EXERCISE PROMPT
Which of the lines in the records below hold the string "Sparkle"? Copy every one of them.

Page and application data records
------------------------
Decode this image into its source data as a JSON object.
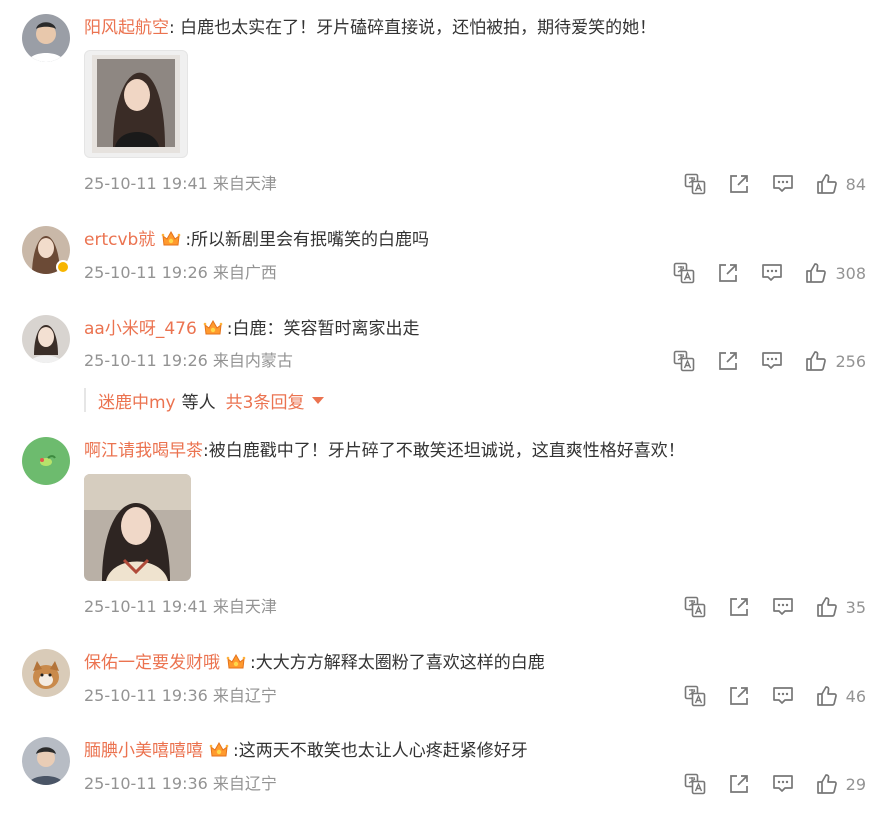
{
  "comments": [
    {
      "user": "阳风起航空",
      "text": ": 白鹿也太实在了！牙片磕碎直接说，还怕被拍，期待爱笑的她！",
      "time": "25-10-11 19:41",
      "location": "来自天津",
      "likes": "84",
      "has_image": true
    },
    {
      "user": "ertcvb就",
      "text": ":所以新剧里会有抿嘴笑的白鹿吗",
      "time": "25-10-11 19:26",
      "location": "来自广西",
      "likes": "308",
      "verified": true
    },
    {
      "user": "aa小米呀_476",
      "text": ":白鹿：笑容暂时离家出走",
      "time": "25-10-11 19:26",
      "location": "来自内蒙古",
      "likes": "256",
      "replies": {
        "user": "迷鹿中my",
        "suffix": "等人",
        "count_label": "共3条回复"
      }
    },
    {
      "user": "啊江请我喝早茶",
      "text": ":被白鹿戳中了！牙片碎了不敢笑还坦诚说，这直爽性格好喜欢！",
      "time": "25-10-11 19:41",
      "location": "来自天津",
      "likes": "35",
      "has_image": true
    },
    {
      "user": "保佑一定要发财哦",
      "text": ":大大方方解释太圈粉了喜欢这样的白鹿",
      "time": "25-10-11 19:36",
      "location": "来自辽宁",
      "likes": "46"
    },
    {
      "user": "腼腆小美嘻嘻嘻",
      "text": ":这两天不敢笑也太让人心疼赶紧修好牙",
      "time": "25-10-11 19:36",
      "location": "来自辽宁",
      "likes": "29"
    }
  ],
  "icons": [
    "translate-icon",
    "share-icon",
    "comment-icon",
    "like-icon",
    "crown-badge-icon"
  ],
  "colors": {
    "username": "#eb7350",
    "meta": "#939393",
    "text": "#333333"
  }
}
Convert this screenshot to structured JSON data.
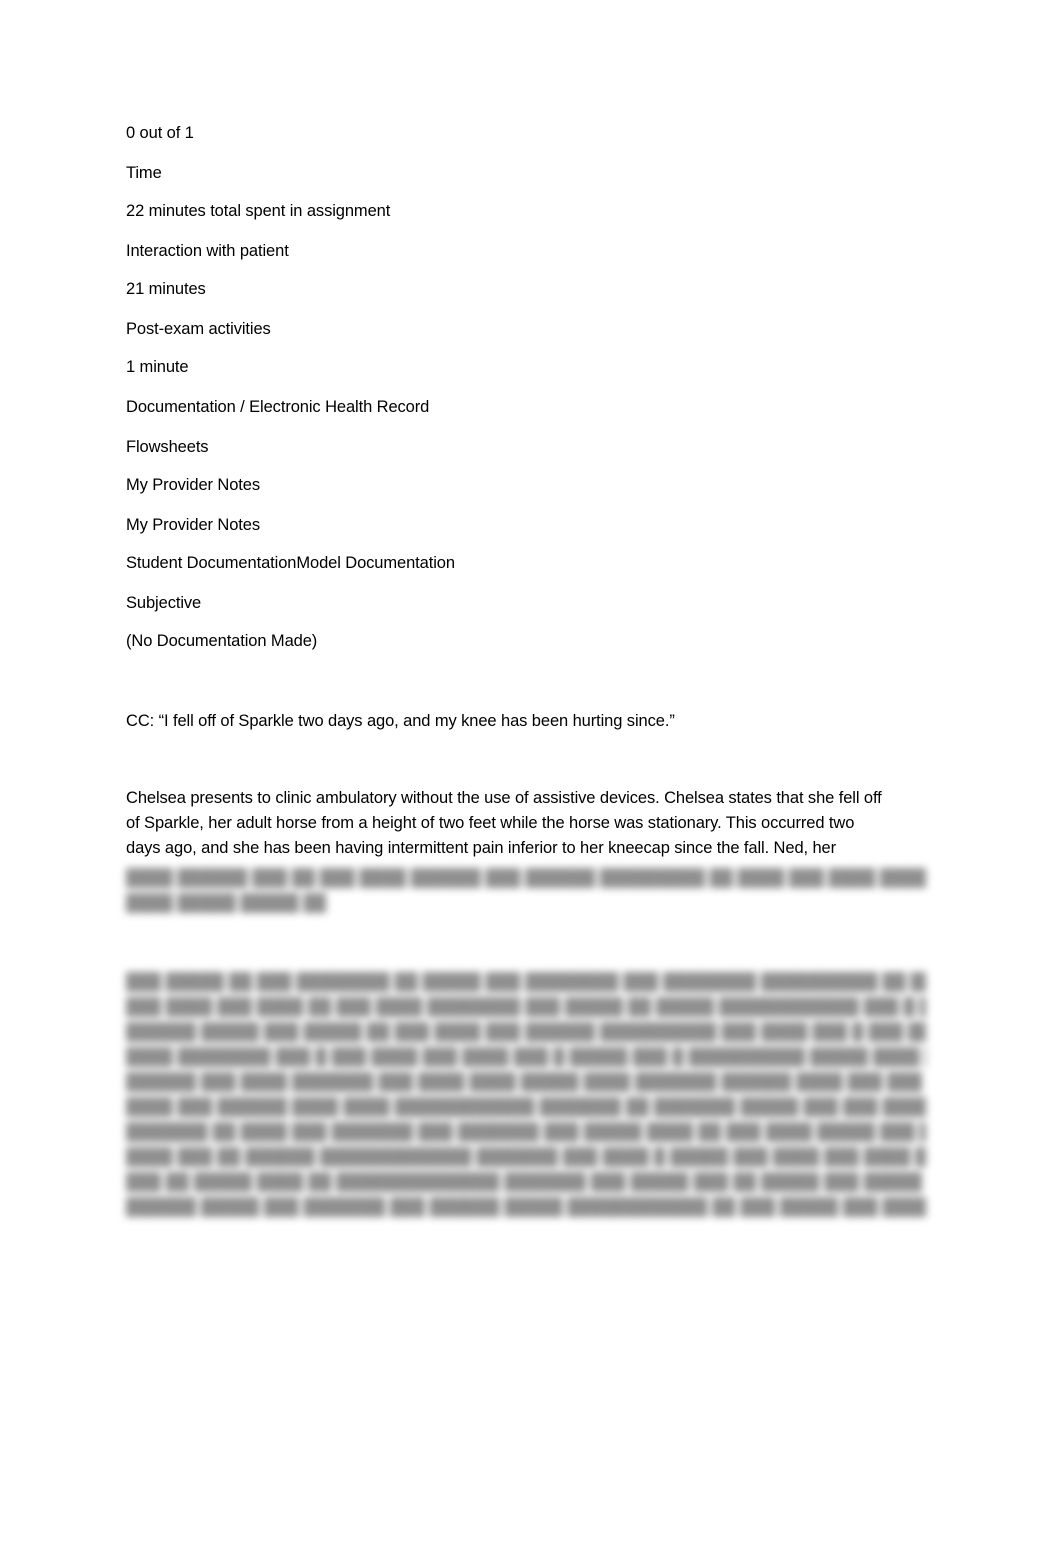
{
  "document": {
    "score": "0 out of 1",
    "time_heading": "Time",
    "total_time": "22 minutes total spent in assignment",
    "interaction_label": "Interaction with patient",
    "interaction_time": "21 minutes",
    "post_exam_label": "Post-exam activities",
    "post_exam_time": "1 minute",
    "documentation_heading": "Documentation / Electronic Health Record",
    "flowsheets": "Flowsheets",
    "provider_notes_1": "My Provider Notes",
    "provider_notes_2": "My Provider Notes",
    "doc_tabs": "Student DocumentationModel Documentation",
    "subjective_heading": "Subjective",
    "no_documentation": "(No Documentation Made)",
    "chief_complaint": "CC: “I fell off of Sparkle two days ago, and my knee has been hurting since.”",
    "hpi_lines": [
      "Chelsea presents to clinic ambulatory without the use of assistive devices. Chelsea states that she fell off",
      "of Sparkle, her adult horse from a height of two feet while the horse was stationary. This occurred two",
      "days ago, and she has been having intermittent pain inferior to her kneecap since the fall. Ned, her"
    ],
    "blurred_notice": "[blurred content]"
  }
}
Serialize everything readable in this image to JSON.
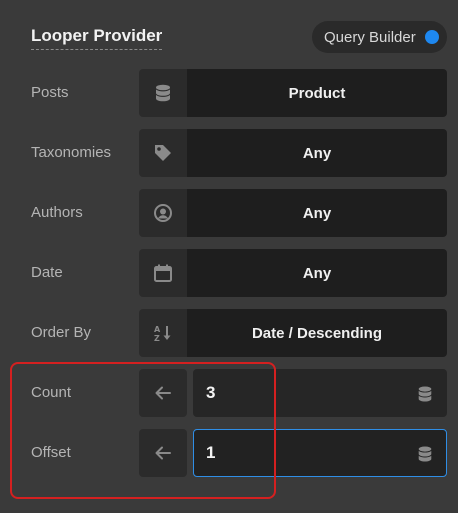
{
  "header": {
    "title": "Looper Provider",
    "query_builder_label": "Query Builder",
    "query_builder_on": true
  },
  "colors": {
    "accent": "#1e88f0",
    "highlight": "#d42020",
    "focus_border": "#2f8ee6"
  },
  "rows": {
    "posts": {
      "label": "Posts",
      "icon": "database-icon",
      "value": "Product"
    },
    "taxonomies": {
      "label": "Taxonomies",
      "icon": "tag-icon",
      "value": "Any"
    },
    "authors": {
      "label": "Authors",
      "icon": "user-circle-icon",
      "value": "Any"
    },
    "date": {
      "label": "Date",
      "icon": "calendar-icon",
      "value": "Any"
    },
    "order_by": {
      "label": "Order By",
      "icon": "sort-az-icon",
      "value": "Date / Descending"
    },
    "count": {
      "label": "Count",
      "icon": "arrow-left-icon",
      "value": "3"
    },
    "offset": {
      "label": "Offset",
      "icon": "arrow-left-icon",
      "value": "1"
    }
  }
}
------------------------
WRITTEN SOLUTION
    "chief_complaint": "CC: “I fell off of Sparkle two days ago, and my knee has been hurting since.”",
      "of Sparkle, her adult horse from a height of two feet while the horse was stationary. This occurred two",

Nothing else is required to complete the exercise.